RECORDED DATA section start
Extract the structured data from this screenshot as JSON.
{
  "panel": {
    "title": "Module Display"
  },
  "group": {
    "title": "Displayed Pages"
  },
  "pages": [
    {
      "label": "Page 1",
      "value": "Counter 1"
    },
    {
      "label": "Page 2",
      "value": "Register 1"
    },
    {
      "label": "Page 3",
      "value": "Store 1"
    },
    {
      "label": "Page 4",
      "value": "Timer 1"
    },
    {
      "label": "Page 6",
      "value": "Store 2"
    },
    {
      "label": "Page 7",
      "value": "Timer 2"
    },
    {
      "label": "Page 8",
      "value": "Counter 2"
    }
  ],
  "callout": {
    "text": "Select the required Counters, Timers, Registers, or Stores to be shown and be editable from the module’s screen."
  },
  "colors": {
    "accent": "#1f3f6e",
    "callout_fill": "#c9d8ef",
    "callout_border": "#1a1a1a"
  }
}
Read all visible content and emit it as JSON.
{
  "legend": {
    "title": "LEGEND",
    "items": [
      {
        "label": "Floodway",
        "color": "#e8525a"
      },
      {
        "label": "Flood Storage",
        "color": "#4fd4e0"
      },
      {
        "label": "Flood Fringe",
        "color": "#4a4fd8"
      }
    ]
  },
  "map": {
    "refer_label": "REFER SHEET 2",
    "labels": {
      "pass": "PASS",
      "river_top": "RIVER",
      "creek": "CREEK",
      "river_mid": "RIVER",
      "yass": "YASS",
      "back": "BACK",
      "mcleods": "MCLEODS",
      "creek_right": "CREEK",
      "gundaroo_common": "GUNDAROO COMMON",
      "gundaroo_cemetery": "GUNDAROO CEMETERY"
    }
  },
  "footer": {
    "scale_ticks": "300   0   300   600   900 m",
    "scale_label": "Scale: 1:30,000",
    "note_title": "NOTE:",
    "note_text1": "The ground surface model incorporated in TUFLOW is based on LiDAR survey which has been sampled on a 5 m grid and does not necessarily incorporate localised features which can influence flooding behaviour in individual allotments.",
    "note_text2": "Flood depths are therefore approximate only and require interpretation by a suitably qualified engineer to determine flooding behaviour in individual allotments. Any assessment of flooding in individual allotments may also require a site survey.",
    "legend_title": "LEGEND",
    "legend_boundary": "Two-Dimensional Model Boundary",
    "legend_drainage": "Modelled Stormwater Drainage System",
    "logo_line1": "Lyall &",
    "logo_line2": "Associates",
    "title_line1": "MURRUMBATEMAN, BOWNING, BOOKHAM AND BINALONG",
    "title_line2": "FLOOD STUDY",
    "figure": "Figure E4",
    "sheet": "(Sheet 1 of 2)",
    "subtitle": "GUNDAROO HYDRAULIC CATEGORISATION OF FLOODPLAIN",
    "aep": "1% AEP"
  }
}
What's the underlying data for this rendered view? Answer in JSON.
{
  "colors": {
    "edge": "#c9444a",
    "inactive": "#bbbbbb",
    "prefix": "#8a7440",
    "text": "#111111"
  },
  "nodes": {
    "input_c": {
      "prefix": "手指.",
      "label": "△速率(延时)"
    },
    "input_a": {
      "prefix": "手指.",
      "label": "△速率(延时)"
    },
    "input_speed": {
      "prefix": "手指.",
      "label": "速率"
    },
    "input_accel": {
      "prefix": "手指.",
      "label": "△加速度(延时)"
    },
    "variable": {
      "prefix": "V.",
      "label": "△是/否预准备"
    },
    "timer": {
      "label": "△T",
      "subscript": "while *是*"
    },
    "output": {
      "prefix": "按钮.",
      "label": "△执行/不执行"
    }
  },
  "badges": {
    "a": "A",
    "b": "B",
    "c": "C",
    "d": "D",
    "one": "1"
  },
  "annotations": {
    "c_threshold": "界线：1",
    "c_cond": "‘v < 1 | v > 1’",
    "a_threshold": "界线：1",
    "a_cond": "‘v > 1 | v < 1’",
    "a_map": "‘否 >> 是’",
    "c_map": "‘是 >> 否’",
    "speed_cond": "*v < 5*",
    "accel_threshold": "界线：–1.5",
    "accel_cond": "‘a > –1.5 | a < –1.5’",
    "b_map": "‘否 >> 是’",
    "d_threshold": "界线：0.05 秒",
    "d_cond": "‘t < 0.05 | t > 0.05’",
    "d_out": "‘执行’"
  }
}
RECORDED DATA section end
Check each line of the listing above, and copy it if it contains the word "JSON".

Extract the structured data from this screenshot as JSON.
Read all visible content and emit it as JSON.
What's the underlying data for this rendered view? Answer in JSON.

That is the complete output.